How To Take An Actual Vacation From Work (And Avoid Your Emails)

 
Soak it up. No, seriously.

Soak it up. No, seriously.

Happiness Hacks: Taking your brain entirely out of work mode is way harder than it should be, but here’s how you can do it.

America has a complicated relationship with vacations. Somewhere in the process of becoming a nation obsessed with the romanticized notion that anyone willing to put in the hard work can achieve whatever they want, we’ve created a work culture in which long hours and around-the-clock availability are becoming the norm. 

According to a recent study, 54 percent of employees left vacation time unused last year, which amounted to 662 million unused vacation days. And when we do manage to force ourselves to seek some R&R, we still can’t kick of work obsession—millennials in particular are terrible at resisting the urge to check emails while they’re away.

But here’s the thing: Taking your brain out of work mode is a luxury, yes, but it’s also beneficial and necessary to the bigger picture of your health and well being.

A good vacation can reduce stress, improve productivity (upon your return,) and enable you to catch up on much-needed sleep. 

As the summer season starts winding down and you head out on those last-gasp trips, keep in mind the following to allow yourself to soak up the maximum benefits of chilling the eff out:

Be straight-up with your bosses and co-workers.

Communication is key to keeping yourself from worrying about how your colleagues will fare without you and what will or won’t get done. The week(s) before you leave, sit down with you manager and go over everything that needs to get knocked out before you become unavailable.

If the situation is still looking hairy a few days beforehand, be sure to communicate that and let your colleagues know where you’re at so you can come up with viable solutions. Letting unfinished tasks creep up on your co-workers while you're away isn't cool, and the more up-front you can be about it, the more peace of mind you'll have while you're away.

Stand by that OOO auto reply. 

Even if you’re not planning on responding to work emails while you’re away, the mere act of checking them can draw you back into work-brain in an instant.
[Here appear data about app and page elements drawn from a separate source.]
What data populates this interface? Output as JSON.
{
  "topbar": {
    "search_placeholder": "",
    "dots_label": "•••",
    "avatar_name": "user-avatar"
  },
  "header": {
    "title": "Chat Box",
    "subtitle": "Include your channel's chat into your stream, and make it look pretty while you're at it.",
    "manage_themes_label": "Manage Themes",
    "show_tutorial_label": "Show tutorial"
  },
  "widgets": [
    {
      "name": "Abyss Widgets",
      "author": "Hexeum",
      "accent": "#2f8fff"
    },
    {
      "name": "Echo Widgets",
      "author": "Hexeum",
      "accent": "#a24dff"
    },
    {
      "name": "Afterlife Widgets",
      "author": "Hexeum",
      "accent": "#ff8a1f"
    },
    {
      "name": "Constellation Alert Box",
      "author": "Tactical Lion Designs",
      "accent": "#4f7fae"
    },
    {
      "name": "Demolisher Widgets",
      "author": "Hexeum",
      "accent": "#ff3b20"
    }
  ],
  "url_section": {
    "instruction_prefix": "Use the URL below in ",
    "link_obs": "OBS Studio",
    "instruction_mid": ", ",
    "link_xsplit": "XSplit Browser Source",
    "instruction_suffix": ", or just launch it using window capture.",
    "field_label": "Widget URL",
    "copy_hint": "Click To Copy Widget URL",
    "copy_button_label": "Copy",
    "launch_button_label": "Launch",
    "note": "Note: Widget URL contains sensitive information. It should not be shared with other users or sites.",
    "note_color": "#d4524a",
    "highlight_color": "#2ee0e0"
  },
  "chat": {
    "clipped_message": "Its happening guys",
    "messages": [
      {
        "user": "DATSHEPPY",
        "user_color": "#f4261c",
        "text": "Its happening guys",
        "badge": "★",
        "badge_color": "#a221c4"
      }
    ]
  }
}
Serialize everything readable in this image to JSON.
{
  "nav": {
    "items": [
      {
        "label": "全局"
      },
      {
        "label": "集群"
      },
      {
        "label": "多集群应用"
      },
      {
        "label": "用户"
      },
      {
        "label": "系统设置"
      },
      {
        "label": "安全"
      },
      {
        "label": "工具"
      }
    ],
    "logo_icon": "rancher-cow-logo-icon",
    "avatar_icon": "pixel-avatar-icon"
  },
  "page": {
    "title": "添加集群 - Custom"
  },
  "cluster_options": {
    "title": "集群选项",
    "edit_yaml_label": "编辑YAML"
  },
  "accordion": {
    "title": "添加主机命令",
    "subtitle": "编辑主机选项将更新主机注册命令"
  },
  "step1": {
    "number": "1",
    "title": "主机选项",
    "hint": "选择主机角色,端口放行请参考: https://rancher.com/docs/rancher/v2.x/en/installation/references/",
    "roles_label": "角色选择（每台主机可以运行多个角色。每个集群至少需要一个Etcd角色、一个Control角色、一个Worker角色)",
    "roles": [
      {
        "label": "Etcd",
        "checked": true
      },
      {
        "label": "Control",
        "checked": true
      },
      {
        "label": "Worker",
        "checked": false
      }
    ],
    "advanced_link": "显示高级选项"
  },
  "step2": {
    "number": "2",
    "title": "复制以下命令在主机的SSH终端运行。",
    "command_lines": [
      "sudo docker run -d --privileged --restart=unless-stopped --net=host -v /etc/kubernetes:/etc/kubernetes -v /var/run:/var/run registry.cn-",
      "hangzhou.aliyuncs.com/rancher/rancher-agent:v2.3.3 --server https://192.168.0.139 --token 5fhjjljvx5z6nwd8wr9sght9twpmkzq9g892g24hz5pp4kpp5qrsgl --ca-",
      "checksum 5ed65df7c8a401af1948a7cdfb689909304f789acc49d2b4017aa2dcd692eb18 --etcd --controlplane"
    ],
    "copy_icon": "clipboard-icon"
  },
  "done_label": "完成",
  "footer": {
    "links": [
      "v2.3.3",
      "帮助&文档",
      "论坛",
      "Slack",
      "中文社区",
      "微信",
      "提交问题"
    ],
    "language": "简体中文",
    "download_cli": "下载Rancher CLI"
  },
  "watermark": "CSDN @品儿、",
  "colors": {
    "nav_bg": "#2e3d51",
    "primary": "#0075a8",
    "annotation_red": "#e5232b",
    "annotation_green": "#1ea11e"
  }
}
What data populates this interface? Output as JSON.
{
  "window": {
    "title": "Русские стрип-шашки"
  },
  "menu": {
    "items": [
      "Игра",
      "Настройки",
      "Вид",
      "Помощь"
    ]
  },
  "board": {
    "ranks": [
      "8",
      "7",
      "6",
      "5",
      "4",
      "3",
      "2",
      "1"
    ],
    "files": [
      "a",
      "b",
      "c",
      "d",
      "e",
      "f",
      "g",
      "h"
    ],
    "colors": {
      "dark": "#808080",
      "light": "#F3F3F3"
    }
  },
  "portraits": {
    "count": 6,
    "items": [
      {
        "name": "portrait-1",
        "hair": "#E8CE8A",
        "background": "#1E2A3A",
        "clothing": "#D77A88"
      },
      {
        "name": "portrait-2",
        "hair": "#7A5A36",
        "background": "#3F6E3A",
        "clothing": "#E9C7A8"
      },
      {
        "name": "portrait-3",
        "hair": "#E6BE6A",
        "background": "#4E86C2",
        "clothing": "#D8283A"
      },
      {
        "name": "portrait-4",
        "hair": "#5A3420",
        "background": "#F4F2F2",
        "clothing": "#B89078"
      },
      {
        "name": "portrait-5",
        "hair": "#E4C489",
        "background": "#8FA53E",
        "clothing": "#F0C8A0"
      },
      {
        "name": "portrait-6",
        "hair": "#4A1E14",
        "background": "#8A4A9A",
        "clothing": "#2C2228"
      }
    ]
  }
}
Especially if you’re the type for whom the red notification icons indicating unread emails is the digital equivalent of letting your dog’s poop sit indefinitely on your rug. 

If all your email accounts funnel into a single app on your smartphone or computer, consider removing your work account temporarily so those unreads can accumulate out of sight. If you absolutely must check once or twice to make sure nothing’s on fire, forcing yourself to log in manually via your email server’s web portal will hopefully quell that itch somewhat.

If you are planning on staying completely offline, though, it’s a nice courtesy to let your team know that ahead of time. It shouldn’t be this way, sure, but because we’ve created a culture in which we’re accessible (even when we’re supposedly not,) setting firm expectations and boundaries can help you minimize the encroachment of work brain.

Remember who the vacation is for.

You, of course! But compounded on top of our reluctance to really leave our desks behind, is the pressure of social media and showing the world that you’re really, truly having the most #blessed vacation ever, and that you’re so #grateful for the sun, sand and how cute you look in the fifth attempt at capturing the perfect Boomerang of you sipping an umbrella drink. 

Shifting your vacation priorities from the experience it brings you, to the way the world is going to perceive your experience, distracts you from enjoying the time you worked so hard to earn. Which isn’t very logical. But it is easier said then done.

Ahead of leaving, take some time to acknowledge what you’re hoping to get out of your vacation and what you’ll need to achieve that. While you’re still in work mode, make yourself a list. You don’t necessarily need to hold yourself super accountable; this is not work; I repeat, this is not work.

But the mere act of identifying what you want to get out of your trip (which can absolutely be “do nothing but relax”) can help put you in the right mindset as you decide what you want your days to look like. Enjoy!

Words: Deena Drewis
Photo: Guille Faingold/GIPHY